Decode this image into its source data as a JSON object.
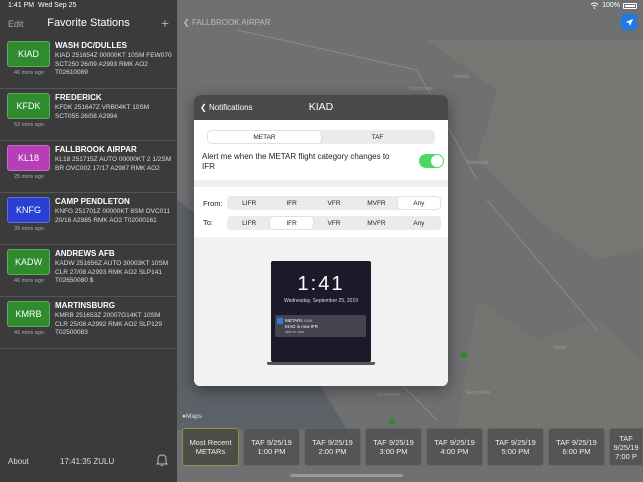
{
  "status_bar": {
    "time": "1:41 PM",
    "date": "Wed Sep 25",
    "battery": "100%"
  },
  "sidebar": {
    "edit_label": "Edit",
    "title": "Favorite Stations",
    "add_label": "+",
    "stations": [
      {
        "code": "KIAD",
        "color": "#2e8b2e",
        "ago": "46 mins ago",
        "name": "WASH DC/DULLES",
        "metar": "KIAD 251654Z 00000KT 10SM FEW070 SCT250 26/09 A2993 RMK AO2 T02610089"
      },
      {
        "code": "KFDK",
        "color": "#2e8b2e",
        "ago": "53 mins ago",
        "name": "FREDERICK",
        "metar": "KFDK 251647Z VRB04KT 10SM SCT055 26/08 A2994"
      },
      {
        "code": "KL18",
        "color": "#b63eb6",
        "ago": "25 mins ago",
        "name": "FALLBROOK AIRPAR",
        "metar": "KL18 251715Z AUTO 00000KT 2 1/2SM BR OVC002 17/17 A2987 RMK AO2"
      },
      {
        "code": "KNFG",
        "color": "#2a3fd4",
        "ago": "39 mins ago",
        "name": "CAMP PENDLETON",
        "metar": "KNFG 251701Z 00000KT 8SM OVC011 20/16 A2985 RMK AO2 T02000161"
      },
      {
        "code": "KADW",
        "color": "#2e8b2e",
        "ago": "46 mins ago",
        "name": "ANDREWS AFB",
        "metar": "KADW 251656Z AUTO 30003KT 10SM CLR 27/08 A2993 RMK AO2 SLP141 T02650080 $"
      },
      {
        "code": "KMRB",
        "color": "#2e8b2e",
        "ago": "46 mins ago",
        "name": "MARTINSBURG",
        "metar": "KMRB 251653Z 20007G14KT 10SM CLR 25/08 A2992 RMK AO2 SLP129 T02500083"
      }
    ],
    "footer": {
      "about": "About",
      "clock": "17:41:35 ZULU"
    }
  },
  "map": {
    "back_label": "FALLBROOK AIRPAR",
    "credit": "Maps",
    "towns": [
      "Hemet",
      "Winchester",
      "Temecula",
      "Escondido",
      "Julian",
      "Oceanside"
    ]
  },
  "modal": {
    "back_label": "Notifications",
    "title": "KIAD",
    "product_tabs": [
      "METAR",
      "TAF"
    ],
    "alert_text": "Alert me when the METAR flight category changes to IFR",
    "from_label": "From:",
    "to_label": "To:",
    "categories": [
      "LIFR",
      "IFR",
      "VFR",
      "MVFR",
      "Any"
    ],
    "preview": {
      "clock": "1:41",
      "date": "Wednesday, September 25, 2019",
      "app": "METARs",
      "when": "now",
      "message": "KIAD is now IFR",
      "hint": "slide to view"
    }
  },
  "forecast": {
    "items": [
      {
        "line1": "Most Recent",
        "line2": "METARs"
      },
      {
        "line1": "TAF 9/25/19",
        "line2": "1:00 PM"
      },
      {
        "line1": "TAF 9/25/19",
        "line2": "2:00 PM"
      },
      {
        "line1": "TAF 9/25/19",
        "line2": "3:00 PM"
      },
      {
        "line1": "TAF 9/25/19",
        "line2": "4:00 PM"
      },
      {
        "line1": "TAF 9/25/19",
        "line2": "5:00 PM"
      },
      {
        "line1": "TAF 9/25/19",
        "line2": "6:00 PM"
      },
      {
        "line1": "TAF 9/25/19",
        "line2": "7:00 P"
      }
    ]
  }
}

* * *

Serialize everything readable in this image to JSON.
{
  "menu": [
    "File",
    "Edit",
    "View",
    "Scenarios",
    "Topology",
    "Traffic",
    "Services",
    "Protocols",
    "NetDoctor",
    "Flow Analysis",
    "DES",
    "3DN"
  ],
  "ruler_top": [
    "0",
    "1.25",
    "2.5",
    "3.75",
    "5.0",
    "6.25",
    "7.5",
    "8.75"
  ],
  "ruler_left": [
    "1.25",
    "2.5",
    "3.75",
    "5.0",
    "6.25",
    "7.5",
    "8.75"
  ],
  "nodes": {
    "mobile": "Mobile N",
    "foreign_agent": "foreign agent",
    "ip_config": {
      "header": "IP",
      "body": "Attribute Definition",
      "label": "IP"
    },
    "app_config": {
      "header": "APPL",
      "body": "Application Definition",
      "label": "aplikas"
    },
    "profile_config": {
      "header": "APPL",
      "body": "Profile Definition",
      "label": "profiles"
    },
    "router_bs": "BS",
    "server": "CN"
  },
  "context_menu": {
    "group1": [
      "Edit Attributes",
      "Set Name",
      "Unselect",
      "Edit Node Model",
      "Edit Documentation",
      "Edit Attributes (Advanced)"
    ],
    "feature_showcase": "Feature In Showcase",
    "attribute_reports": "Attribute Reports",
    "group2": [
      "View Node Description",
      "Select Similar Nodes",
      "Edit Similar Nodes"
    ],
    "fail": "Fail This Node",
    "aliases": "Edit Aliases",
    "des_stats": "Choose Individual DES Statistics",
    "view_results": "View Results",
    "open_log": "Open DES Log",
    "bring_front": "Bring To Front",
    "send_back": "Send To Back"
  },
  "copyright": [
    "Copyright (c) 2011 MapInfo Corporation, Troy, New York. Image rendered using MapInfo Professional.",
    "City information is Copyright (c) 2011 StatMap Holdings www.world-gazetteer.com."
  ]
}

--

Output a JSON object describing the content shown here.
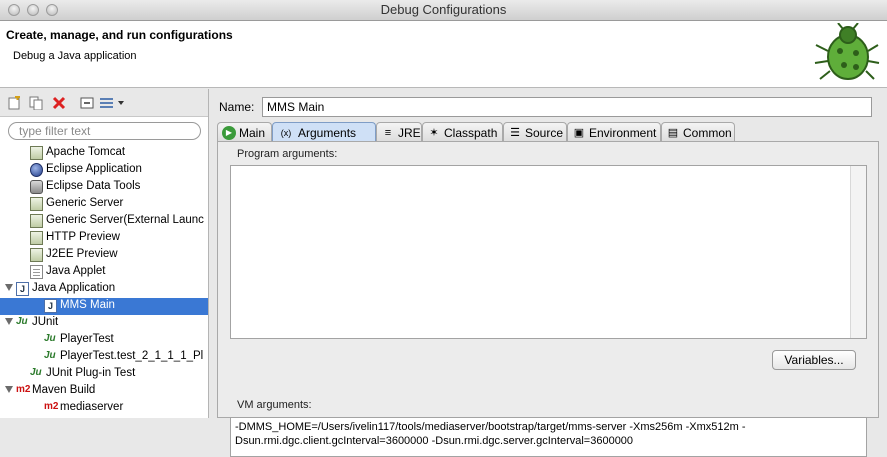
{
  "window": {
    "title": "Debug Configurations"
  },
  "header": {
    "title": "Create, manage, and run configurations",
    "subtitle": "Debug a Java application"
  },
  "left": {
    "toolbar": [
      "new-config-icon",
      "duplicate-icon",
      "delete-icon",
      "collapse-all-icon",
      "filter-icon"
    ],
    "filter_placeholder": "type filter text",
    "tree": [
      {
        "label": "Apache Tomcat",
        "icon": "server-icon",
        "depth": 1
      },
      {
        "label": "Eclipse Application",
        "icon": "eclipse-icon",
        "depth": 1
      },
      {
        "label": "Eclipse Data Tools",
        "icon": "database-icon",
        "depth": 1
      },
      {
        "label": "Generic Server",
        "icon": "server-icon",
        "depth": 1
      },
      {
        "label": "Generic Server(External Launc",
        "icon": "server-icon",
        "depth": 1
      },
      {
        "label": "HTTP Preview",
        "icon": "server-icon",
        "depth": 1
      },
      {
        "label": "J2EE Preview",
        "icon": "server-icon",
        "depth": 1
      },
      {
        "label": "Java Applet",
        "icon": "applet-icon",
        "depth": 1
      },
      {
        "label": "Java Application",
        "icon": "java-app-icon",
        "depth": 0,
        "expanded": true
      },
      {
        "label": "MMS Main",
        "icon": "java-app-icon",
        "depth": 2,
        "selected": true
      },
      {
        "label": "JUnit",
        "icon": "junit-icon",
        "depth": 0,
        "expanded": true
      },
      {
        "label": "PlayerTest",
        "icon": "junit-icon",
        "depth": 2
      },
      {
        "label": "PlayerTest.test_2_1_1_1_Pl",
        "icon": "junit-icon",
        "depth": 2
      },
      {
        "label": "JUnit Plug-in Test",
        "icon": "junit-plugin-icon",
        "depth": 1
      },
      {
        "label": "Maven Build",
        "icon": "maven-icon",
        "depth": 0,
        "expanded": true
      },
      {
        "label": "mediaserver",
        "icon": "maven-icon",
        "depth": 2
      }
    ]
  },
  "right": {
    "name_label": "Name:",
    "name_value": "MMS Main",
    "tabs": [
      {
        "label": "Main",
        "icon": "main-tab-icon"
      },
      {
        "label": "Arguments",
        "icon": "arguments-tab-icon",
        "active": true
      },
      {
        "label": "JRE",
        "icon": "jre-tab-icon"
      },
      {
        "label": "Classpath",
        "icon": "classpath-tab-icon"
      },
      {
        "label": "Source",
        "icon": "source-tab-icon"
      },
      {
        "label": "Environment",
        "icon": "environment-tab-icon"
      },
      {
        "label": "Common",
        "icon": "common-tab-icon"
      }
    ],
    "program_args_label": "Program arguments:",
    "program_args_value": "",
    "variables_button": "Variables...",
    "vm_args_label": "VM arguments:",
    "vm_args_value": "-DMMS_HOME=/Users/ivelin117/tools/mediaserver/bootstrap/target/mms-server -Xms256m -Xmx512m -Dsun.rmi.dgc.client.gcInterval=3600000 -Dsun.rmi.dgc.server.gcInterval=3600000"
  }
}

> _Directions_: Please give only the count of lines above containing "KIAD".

> _Solution to the exercise_: 4